Outerwear sales typically peak in November and December, but last year sales in the fourth quarter were down 6 percent. Camping however, saved the outdoor category as the warmer weather and increased interest in activity sent consumers to the stores for gear.
“Despite the atypical weather, there is still a shift taking place when it comes to consumer preference for outerwear, which is altering the category landscape,” NPD vice president and sports industry analyst Matt Powell said. Driven by the Millennials, consumers are choosing light weight puffy jackets and multiple layers that incorporate new technologies as opposed to traditional, heavy winter coats. Consumers are doing more with less; rather than purchasing specific products for every season or activity, they are buying adaptable and multipurpose items.”
And the trend toward novel and unconventional is coming through in camping, too.
“Following the new Millennial pattern, the camping industry is doing a solid job at promoting the unconventional; driven and embraced by consumers, the industry has responded to the less-traditional, modernized, and urbanized side of camping. Brands and retailers in this space are waking up to the fact that they need to market products differently,” according to Powell.

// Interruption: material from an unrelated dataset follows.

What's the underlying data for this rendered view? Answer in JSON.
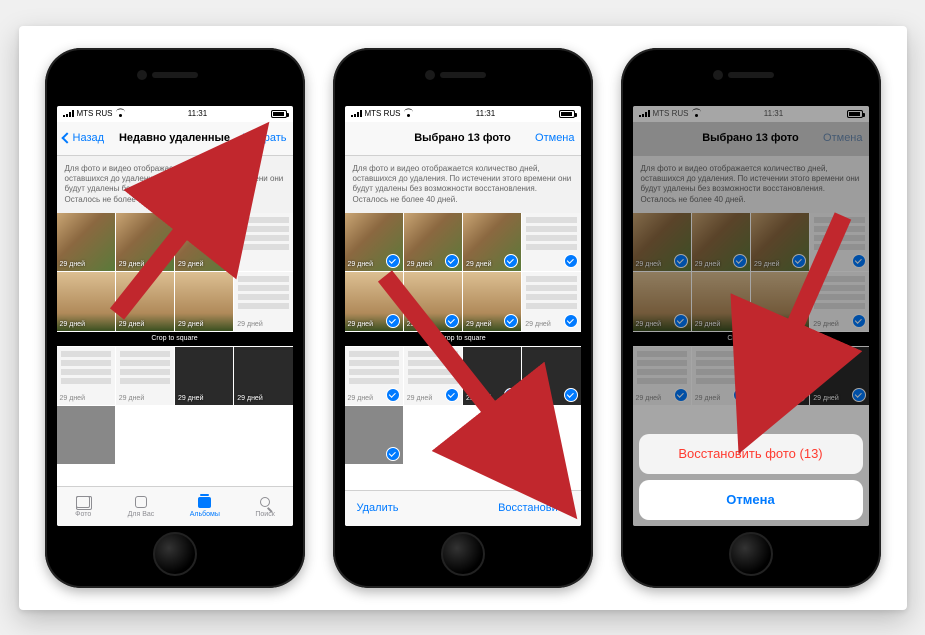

Camping categories drove outdoor growth in 2015, with hammocks, backpacking tents, tarps and other accessories, seeing double-digit growth, some as high as 36 percent.
“Consumers are propelling new trends within the outdoor industry, and the seasonal lines which brands and retailers have drawn are becoming more of a stereotype as consumers evolve their definition of ‘the outdoors.’ While camping may be a two-week backpacking trip, it may also be a regular activity in a backyard or apartment rooftop. This urban spin is opening more doors for the industry,” Powell said. “As equipment products continue to cross style, function, and fashion, the industry will continue to gain appeal from more walks of consumers, and keep its current following coming back in both fresh and familiar ways.”